Control Stealers

A poor meeting dynamic implodes productivity and falls to disorder and confusion. I.e. a lack of control produces poor results. So what makes a meeting bad? Several things. Here are a few of the top control stealers to be aware of: 

  • The meeting lacks a clear purpose. There must be a clear objective to drive a successful meeting. That’s because when a goal is unidentified or vague, there is nothing tangible to work toward. Essentially, you will spin your wheels. You can’t arrive at your destination if you don’t know what it is.
  • There is an inadequate agenda. You must consider the overall arc you wish to create for meeting attendees as well as a detailed outline of essential topics you wish to communicate. Identifying the purpose and sought-after outcomes of the meeting will allow you to outline and synchronize a timely and focused flow, which will help you get the most out of the meeting. You need a destination and a roadmap to get there. 
  • The environment is one-sided and not inclusive. The role of an effective facilitator is to be the leader, moderator, connector of big ideas and themes, and guider of solutions. This is the best way to serve the group as a whole so that they may achieve their goals. However, this can’t be accomplished if the meeting is a lecture with no room for open discussion and dialogue or if one person is dominating the conversation. The best meetings are ones where all attendees are seen, heard, and are free to contribute their ideas. 

Gain Loose Control With Liberating Structures 

So, lack of control broods bad meetings which stunt productivity and creativity; you have no control when you devolve into chaos. Our antidote to chaos at Voltage Control is loose control, which is achieved via Liberating Structures–they distribute control and unleash everyone. They do not enforce too much rigidity, just enough structure to orient and guide the participants towards outcomes. The facilitation framework has 33 microstructures designed to build trust and enhance cooperation and communication between team members. Participation is the main pillar with Liberating Structures; they are built around improving coordination by including and unleashing all participants. Each microstructure is straightforward and unchallenging to implement, which makes them a great way to gain loose control of the room.

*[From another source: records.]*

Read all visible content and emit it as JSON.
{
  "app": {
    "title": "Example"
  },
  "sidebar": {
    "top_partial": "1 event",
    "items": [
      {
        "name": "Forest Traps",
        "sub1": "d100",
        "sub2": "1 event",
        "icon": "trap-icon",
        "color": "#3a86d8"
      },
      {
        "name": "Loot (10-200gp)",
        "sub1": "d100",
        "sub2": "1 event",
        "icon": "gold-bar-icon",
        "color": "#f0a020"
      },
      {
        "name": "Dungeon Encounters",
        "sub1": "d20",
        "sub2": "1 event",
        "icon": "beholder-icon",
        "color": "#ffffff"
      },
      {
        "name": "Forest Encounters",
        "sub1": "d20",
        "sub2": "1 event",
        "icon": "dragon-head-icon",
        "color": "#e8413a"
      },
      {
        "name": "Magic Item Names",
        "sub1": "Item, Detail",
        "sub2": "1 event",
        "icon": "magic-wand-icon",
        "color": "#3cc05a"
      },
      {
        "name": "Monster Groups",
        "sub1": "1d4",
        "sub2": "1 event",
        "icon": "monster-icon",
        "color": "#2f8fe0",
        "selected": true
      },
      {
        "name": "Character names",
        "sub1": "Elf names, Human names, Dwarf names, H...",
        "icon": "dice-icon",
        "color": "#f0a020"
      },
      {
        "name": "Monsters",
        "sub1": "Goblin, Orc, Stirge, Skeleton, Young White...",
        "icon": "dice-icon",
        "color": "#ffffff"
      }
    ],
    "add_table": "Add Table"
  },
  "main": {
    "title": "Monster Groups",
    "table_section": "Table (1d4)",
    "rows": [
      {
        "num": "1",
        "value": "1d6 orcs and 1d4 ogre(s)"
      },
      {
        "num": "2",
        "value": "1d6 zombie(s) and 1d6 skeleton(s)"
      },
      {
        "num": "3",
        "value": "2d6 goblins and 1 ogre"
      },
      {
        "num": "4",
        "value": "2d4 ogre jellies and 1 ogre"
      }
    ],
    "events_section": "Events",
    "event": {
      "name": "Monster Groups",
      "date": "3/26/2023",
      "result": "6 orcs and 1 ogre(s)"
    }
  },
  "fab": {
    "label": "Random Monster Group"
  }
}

The current virtual landscape only supports some of these adequately, and I’m in constant conversation with fellow facilitators and thought leaders about how, when possible, to implement them more. I’m curious to see what technology comes out to support more Liberating Structures in a virtual space.

Facilitators Lead Change

With the tools that are now available, control can be implemented on either side of the spectrum–tight or loose. It is difficult to move fluidly between the two, and some people would argue that you shouldn’t. At Voltage Control, we believe that finding a recipe that implements loose structures, and therefore loose control, is the best way to help groups achieve their goals–enough structure to constructively guide the energy in the room but not so much control that the energy is disrupted or stunted. It takes skill to find the formula that’s just right–enter a facilitator. A skilled facilitator works to weave the tapestry, seamlessly. That’s why I’m passionate about sharing my experiences and tool kit and educating and empowering other facilitators to be their best. Because a great facilitator has the power to help create impactful and important change. 

If you are interested in building your facilitation skills, please join us for our weekly virtual Control the Room Meetup every Thursday afternoon. The discussion topics vary, and it’s a great way to connect with fellow facilitators and learn about the art of facilitation. Together, let’s change the meeting culture to offer more creativity, collaboration, and transformation so we can create a better world.

Need help building a better meeting? Bring in a professional facilitator from Voltage Control.

Voltage Control designs and facilitates innovation training, Design Sprints, and design thinking workshops, both in-person and virtual. Please reach out to us at if you want to talk.